Find the string "small" in the entries and copy each line that has it.

AVAILABLE RECORDS: Begin

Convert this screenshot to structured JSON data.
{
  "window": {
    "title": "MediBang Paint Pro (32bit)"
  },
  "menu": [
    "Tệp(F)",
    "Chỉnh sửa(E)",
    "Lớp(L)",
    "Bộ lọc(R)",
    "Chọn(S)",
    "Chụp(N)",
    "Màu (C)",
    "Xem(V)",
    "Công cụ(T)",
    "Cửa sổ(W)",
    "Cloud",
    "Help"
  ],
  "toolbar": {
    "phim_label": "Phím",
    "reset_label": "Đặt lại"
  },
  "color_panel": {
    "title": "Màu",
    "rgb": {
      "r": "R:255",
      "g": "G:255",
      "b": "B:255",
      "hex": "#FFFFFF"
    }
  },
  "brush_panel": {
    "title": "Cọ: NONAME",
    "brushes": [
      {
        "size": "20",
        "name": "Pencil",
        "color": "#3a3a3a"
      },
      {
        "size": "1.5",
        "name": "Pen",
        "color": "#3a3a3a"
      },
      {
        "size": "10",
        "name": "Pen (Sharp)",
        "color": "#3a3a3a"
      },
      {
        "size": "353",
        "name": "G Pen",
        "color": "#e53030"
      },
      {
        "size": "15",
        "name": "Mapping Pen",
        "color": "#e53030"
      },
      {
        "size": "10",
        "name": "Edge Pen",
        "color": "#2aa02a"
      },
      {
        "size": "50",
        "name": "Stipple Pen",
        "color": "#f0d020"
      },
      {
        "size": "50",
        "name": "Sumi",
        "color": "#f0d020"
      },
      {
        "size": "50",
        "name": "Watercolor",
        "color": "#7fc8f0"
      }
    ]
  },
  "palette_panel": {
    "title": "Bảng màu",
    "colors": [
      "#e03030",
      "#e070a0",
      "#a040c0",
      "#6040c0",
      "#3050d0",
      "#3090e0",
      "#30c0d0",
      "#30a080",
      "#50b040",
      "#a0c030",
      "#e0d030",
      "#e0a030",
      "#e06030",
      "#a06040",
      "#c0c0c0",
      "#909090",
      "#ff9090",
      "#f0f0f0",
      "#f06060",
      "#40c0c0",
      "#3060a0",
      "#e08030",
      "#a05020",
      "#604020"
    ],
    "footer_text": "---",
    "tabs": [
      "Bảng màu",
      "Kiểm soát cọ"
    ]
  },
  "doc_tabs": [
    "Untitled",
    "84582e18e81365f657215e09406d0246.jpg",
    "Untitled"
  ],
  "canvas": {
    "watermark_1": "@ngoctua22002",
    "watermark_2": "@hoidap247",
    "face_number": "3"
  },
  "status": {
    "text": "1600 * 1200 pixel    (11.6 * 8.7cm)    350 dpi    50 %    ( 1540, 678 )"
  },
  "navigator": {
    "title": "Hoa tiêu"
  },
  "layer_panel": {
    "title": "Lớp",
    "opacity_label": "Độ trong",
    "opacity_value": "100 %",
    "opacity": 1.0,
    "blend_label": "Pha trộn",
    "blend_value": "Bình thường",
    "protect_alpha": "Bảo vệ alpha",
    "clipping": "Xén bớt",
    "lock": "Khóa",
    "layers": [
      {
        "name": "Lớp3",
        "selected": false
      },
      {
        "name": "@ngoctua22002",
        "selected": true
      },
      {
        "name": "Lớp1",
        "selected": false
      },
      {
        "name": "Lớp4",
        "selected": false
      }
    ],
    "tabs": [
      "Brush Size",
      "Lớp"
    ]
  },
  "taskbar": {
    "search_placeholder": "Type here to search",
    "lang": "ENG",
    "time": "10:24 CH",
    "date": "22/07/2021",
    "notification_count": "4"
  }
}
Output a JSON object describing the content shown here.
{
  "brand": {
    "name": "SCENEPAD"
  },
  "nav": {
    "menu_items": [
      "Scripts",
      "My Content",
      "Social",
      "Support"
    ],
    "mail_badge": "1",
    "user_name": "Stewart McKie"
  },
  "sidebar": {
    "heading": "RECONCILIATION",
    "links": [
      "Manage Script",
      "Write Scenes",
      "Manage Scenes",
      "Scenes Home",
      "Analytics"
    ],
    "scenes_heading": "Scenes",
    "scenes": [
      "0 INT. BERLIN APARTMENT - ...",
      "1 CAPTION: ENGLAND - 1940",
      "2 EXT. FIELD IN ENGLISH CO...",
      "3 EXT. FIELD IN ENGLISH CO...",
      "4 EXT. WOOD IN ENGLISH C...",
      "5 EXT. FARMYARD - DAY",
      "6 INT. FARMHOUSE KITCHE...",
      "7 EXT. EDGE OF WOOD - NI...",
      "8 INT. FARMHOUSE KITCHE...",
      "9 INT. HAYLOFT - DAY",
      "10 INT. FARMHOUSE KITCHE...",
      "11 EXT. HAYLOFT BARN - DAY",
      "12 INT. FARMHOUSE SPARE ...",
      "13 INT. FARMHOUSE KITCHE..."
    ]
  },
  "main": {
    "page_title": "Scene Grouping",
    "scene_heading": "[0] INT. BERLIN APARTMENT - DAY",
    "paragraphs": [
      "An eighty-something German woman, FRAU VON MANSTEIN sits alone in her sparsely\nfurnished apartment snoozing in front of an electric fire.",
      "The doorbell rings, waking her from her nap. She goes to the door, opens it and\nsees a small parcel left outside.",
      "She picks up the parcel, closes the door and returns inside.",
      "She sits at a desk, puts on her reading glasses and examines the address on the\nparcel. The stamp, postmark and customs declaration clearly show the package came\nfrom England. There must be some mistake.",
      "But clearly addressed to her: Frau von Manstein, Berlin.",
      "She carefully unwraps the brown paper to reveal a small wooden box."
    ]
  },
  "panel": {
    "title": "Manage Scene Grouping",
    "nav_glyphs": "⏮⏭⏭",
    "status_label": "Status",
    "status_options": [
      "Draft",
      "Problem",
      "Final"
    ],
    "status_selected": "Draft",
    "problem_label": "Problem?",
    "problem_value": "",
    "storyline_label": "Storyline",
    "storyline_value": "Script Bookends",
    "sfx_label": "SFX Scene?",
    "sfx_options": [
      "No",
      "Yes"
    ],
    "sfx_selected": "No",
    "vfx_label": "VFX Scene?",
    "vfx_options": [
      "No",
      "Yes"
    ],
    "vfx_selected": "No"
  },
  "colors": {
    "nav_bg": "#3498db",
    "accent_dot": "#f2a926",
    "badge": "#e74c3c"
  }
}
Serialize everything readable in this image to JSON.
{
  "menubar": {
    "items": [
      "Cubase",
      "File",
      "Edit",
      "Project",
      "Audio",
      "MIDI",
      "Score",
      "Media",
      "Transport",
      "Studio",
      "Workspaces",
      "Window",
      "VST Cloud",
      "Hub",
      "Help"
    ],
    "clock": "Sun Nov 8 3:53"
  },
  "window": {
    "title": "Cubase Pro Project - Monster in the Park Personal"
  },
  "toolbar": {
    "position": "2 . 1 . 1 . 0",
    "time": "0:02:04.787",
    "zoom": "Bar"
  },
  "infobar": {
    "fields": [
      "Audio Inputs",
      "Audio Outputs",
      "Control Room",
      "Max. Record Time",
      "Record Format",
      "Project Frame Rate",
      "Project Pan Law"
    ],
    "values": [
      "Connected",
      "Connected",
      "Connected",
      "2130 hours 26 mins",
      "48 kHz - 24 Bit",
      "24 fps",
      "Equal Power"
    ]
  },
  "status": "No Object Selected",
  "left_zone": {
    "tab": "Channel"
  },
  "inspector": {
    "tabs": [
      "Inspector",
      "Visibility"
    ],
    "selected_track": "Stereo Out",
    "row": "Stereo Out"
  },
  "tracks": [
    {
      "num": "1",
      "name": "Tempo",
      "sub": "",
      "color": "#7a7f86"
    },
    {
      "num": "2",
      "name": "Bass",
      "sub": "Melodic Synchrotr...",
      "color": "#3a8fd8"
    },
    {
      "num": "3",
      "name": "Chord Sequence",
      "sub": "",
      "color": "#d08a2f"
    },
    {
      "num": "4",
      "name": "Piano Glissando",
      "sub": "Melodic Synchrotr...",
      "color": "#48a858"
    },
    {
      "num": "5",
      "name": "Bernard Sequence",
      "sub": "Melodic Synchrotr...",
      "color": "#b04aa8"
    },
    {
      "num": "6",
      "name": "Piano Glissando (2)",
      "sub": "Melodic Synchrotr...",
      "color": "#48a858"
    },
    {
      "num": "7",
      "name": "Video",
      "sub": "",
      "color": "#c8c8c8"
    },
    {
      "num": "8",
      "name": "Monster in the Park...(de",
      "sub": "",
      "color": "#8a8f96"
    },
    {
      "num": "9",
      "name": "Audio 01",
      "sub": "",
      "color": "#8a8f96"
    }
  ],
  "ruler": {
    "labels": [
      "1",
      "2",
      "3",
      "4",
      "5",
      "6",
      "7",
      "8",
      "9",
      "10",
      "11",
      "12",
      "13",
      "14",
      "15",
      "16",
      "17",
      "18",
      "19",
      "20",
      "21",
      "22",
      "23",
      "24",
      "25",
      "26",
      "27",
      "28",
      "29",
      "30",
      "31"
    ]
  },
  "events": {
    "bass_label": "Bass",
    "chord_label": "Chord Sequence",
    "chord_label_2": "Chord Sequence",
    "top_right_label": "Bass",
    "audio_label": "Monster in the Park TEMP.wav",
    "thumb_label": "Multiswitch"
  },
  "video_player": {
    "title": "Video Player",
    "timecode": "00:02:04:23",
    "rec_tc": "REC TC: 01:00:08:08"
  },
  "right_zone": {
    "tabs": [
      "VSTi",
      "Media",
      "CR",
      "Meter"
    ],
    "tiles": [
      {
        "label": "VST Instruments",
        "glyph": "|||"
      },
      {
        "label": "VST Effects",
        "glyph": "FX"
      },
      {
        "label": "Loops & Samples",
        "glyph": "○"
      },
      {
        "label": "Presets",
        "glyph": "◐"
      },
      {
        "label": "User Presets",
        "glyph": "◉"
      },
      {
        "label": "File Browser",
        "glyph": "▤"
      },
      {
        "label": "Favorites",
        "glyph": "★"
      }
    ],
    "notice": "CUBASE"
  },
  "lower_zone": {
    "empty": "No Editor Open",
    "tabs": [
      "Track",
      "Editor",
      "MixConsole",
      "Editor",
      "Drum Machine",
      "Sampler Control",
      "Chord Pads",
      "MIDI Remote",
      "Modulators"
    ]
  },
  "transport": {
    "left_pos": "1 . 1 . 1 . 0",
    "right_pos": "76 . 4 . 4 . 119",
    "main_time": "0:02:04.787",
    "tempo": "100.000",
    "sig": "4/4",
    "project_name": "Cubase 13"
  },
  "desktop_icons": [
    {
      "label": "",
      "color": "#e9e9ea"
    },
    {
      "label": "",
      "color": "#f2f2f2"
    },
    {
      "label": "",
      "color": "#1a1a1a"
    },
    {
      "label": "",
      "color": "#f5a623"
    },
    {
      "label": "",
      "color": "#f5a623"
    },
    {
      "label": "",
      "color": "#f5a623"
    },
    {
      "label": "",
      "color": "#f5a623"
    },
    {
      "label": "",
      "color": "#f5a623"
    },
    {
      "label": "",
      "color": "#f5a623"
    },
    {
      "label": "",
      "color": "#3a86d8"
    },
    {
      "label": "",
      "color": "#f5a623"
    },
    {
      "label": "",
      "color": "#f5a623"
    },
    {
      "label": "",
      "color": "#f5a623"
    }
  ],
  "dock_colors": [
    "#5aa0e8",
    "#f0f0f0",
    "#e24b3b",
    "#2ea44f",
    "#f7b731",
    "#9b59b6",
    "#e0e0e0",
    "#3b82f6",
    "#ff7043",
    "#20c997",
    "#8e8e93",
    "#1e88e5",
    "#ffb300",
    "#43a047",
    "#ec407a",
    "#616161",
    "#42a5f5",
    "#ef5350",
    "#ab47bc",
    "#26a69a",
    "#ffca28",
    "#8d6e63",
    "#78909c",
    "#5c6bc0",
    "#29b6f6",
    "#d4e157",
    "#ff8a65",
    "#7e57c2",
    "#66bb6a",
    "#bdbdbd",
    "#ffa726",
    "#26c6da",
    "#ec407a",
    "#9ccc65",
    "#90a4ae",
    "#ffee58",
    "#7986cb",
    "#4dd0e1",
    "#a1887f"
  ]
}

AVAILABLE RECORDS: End

**ANSWER TO THIS EXERCISE:**
      "The doorbell rings, waking her from her nap. She goes to the door, opens it and\nsees a small parcel left outside.",
      "She carefully unwraps the brown paper to reveal a small wooden box."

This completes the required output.